TASK INSTRUCTIONS: Only the count is wanted here: how many lines of the entries hold the string "SEGURIDAD"?

PROVIDED RECORDS below:

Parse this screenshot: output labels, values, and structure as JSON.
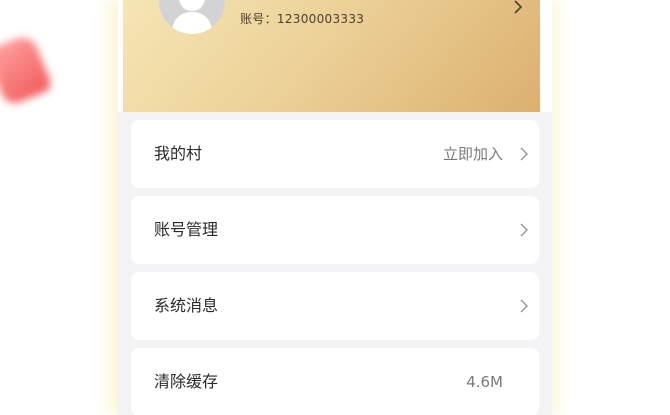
{
  "profile": {
    "account_label": "账号：",
    "account_number": "12300003333"
  },
  "menu": [
    {
      "label": "我的村",
      "value": "立即加入",
      "has_chevron": true
    },
    {
      "label": "账号管理",
      "value": "",
      "has_chevron": true
    },
    {
      "label": "系统消息",
      "value": "",
      "has_chevron": true
    },
    {
      "label": "清除缓存",
      "value": "4.6M",
      "has_chevron": false
    }
  ],
  "colors": {
    "header_gold_start": "#f6e5b4",
    "header_gold_end": "#dcb06f",
    "page_background": "#f3f3f5",
    "card_background": "#ffffff"
  },
  "icons": {
    "avatar": "default-user-avatar-icon",
    "chevron": "chevron-right-icon"
  }
}
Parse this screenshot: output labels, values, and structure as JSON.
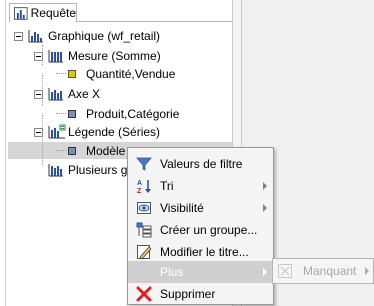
{
  "panel": {
    "tab_label": "Requête"
  },
  "tree": {
    "root": "Graphique (wf_retail)",
    "measure": "Mesure (Somme)",
    "measure_field": "Quantité,Vendue",
    "xaxis": "Axe X",
    "xaxis_field": "Produit,Catégorie",
    "legend": "Légende (Séries)",
    "legend_field": "Modèle",
    "multi": "Plusieurs graphiques"
  },
  "context_menu": {
    "items": [
      {
        "label": "Valeurs de filtre",
        "icon": "filter-icon"
      },
      {
        "label": "Tri",
        "icon": "sort-az-icon",
        "submenu": true
      },
      {
        "label": "Visibilité",
        "icon": "visibility-icon",
        "submenu": true
      },
      {
        "label": "Créer un groupe...",
        "icon": "group-icon"
      },
      {
        "label": "Modifier le titre...",
        "icon": "edit-title-icon"
      },
      {
        "label": "Plus",
        "icon": "",
        "submenu": true,
        "highlighted": true
      },
      {
        "label": "Supprimer",
        "icon": "delete-icon"
      }
    ]
  },
  "submenu": {
    "items": [
      {
        "label": "Manquant",
        "icon": "missing-icon",
        "disabled": true,
        "submenu": true
      }
    ]
  },
  "colors": {
    "menu_highlight": "#cfcfcf",
    "selection": "#d6d6d6",
    "delete_red": "#e02020"
  }
}
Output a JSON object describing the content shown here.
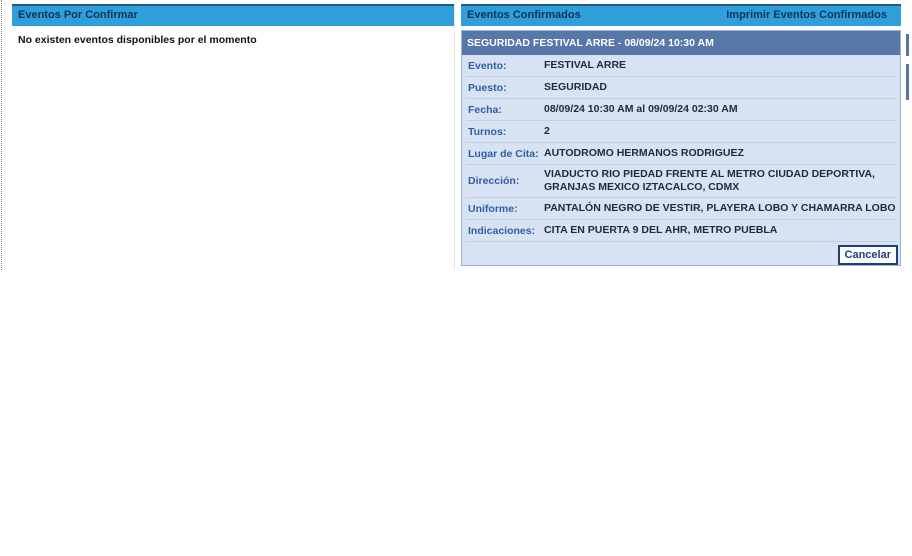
{
  "left_panel": {
    "title": "Eventos Por Confirmar",
    "empty_message": "No existen eventos disponibles por el momento"
  },
  "right_panel": {
    "title": "Eventos Confirmados",
    "print_label": "Imprimir Eventos Confirmados",
    "card": {
      "title": "SEGURIDAD FESTIVAL ARRE - 08/09/24 10:30 AM",
      "rows": [
        {
          "label": "Evento:",
          "value": "FESTIVAL ARRE"
        },
        {
          "label": "Puesto:",
          "value": "SEGURIDAD"
        },
        {
          "label": "Fecha:",
          "value": "08/09/24 10:30 AM al 09/09/24 02:30 AM"
        },
        {
          "label": "Turnos:",
          "value": "2"
        },
        {
          "label": "Lugar de Cita:",
          "value": "AUTODROMO HERMANOS RODRIGUEZ"
        },
        {
          "label": "Dirección:",
          "value": "VIADUCTO RIO PIEDAD FRENTE AL METRO CIUDAD DEPORTIVA, GRANJAS MEXICO IZTACALCO, CDMX"
        },
        {
          "label": "Uniforme:",
          "value": "PANTALÓN NEGRO DE VESTIR, PLAYERA LOBO Y CHAMARRA LOBO"
        },
        {
          "label": "Indicaciones:",
          "value": "CITA EN PUERTA 9 DEL AHR, METRO PUEBLA"
        }
      ],
      "cancel_label": "Cancelar"
    }
  },
  "colors": {
    "header_bg": "#2e9fd8",
    "card_title_bg": "#5677a8",
    "card_bg": "#d7e3f2",
    "label_color": "#2f5fa3"
  }
}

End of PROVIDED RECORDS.

WRITTEN SOLUTION: 2